*Exercise*: Search the material below for the string "screenshot" and copy each line where it appears.

*Records for the exercise*:

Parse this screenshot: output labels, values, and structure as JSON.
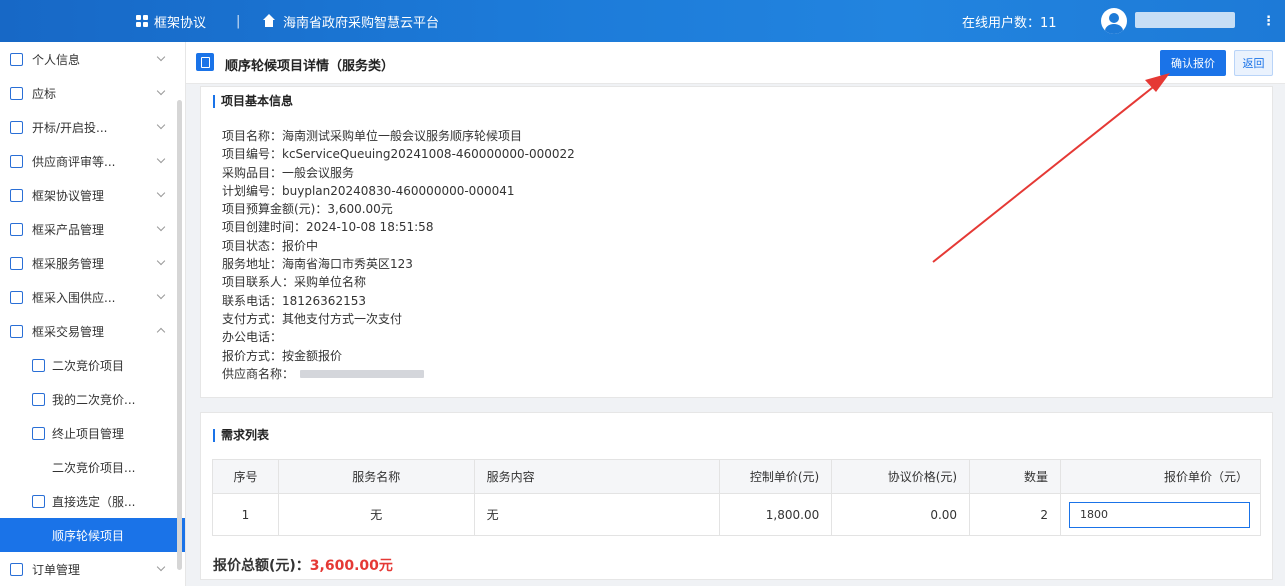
{
  "topbar": {
    "framework_label": "框架协议",
    "separator": "|",
    "platform_name": "海南省政府采购智慧云平台",
    "online_users": "在线用户数：11",
    "more_label": "⋮"
  },
  "sidebar": {
    "items": [
      {
        "label": "个人信息"
      },
      {
        "label": "应标"
      },
      {
        "label": "开标/开启投..."
      },
      {
        "label": "供应商评审等..."
      },
      {
        "label": "框架协议管理"
      },
      {
        "label": "框采产品管理"
      },
      {
        "label": "框采服务管理"
      },
      {
        "label": "框采入围供应..."
      },
      {
        "label": "框采交易管理"
      }
    ],
    "sub_items": [
      {
        "label": "二次竞价项目"
      },
      {
        "label": "我的二次竞价..."
      },
      {
        "label": "终止项目管理"
      },
      {
        "label": "二次竞价项目..."
      },
      {
        "label": "直接选定（服..."
      },
      {
        "label": "顺序轮候项目"
      }
    ],
    "last_item": {
      "label": "订单管理"
    }
  },
  "page": {
    "title": "顺序轮候项目详情（服务类）",
    "confirm_button": "确认报价",
    "back_button": "返回"
  },
  "basic_info": {
    "section_title": "项目基本信息",
    "rows": [
      "项目名称：海南测试采购单位一般会议服务顺序轮候项目",
      "项目编号：kcServiceQueuing20241008-460000000-000022",
      "采购品目：一般会议服务",
      "计划编号：buyplan20240830-460000000-000041",
      "项目预算金额(元)：3,600.00元",
      "项目创建时间：2024-10-08 18:51:58",
      "项目状态：报价中",
      "服务地址：海南省海口市秀英区123",
      "项目联系人：采购单位名称",
      "联系电话：18126362153",
      "支付方式：其他支付方式一次支付",
      "办公电话：",
      "报价方式：按金额报价"
    ],
    "supplier_label": "供应商名称："
  },
  "requirements": {
    "section_title": "需求列表",
    "headers": [
      "序号",
      "服务名称",
      "服务内容",
      "控制单价(元)",
      "协议价格(元)",
      "数量",
      "报价单价（元）"
    ],
    "row": {
      "index": "1",
      "service_name": "无",
      "service_content": "无",
      "control_price": "1,800.00",
      "agreement_price": "0.00",
      "quantity": "2",
      "quote_price": "1800"
    },
    "total_label": "报价总额(元)：",
    "total_value": "3,600.00元"
  },
  "colors": {
    "primary": "#1a73e8",
    "topbar": "#1d7ad7",
    "total_amount": "#e53935",
    "annotation_arrow": "#e53935"
  }
}
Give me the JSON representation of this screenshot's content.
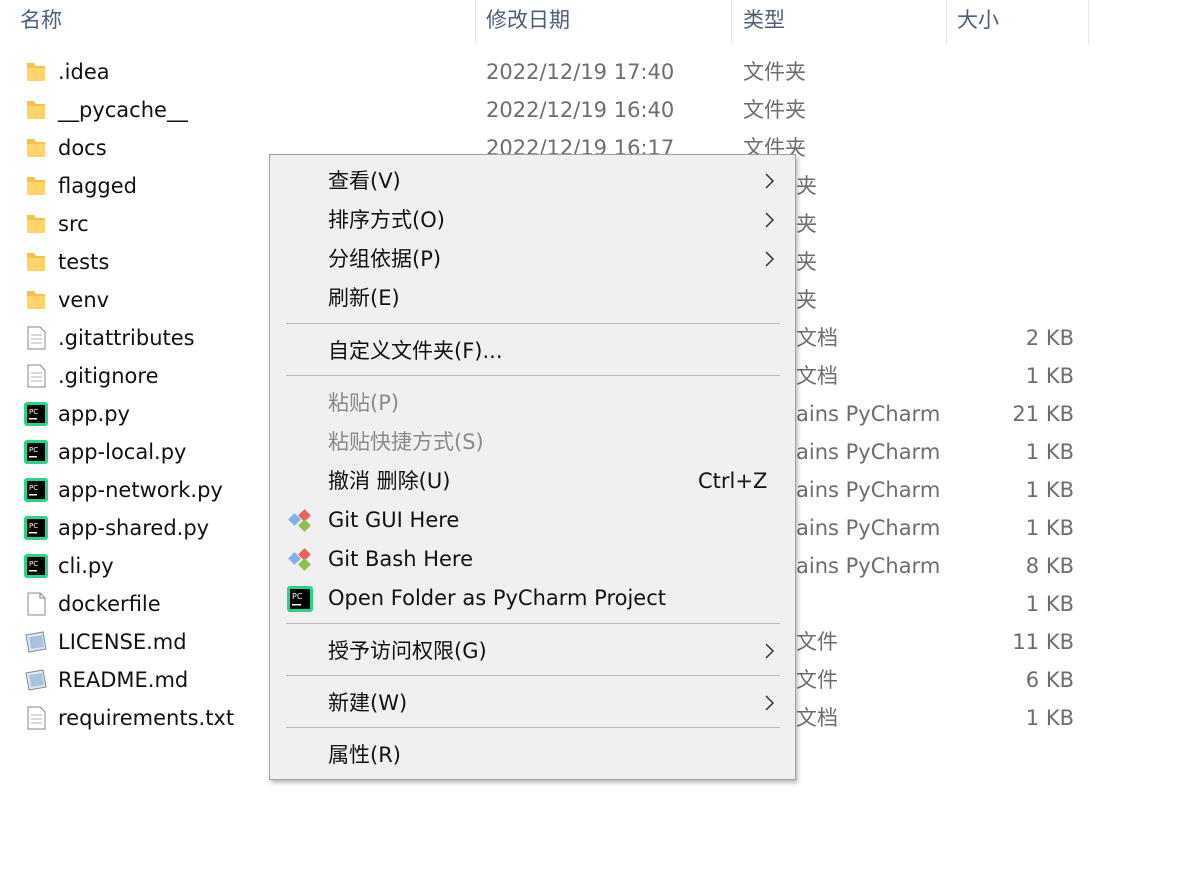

*Response to the exercise*:
Parse this screenshot: output labels, values, and structure as JSON.
Give me the JSON representation of this screenshot's content.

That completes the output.